Question is, how much can actually be done? The City's bonus pot is expected to be smaller than it was earlier this year – but that is because of reduced profits, not state action. And when it comes to lending, a full return to growth will achieve more than any amount of harsh rhetoric ever could, or has. As I said on Friday, the government doesn't have many options for implementing proper change in these areas, especially not in the short term. Cable can insist that "you just can't give in [to the banks] the whole time," but the question he hasn't yet answered is: so how will you stand up to them, then?

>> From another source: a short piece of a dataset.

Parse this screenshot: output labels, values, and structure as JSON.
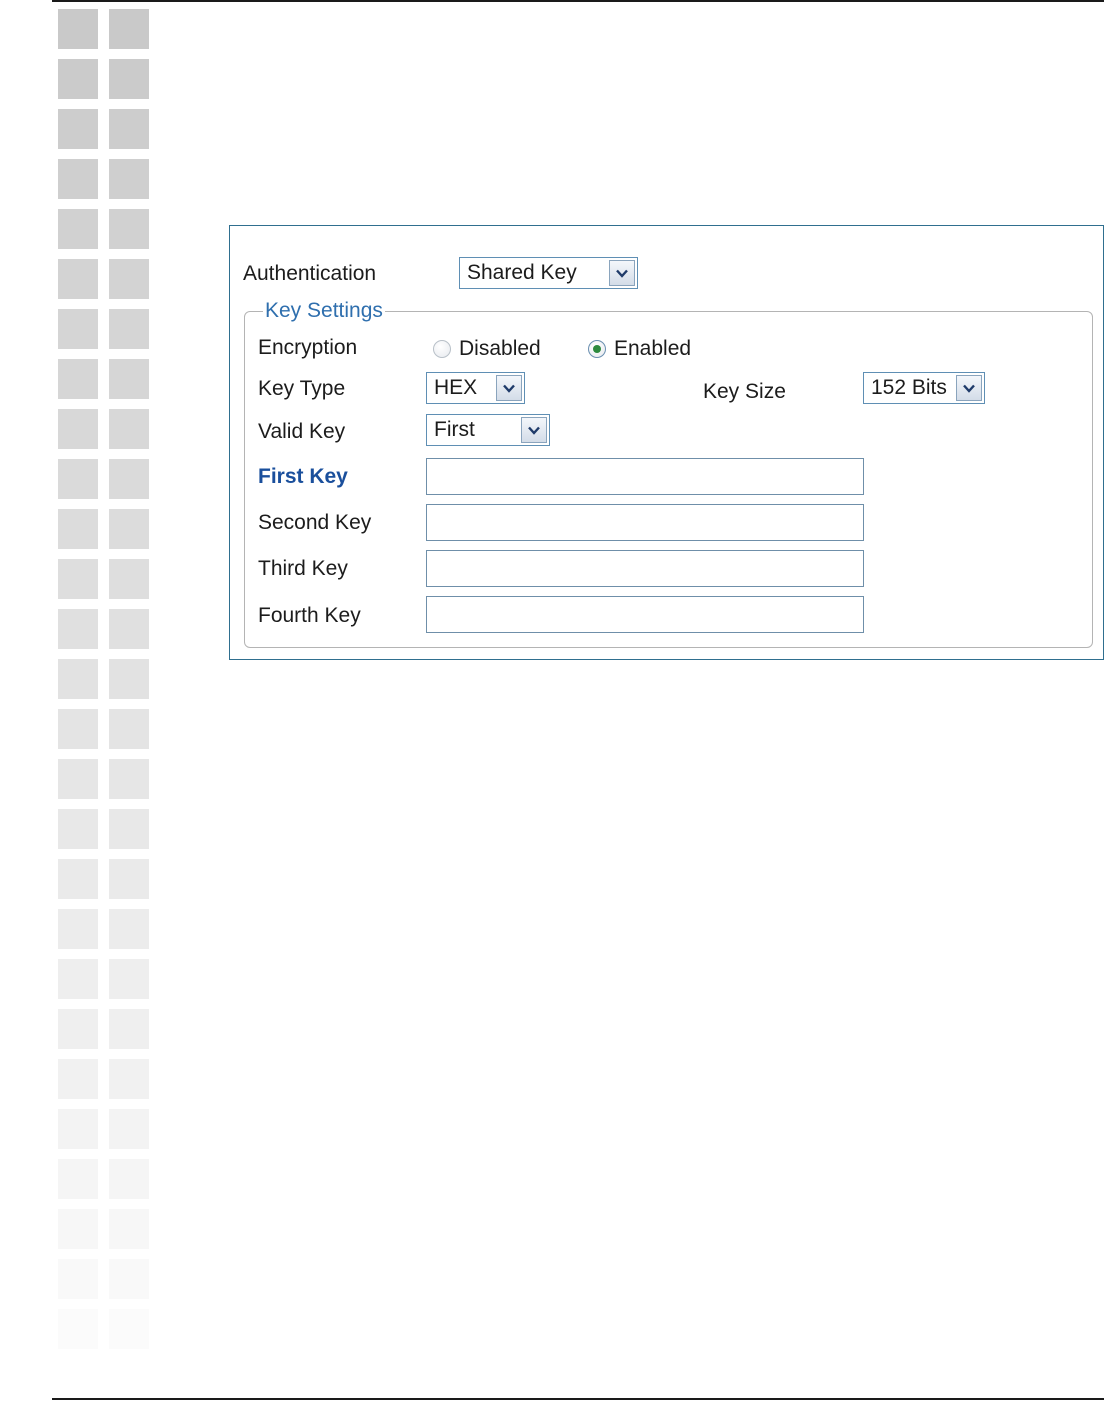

In truth, the Tories and Lib Dems could reach a productive compromise on the longer-term restructuring of banks in this country – particularly if they follow the principles outlined in the Tories' underrated White Paper from before the election. But that's not going to help Cable & Co. across the next few months. Unless all this talk translates into quick and direct action, then – in the current political climate – this could start looking like another broken Lib Dem promise, of sorts. Stir in the Oldham by-election, and a cheerless New Year is at least a possibility.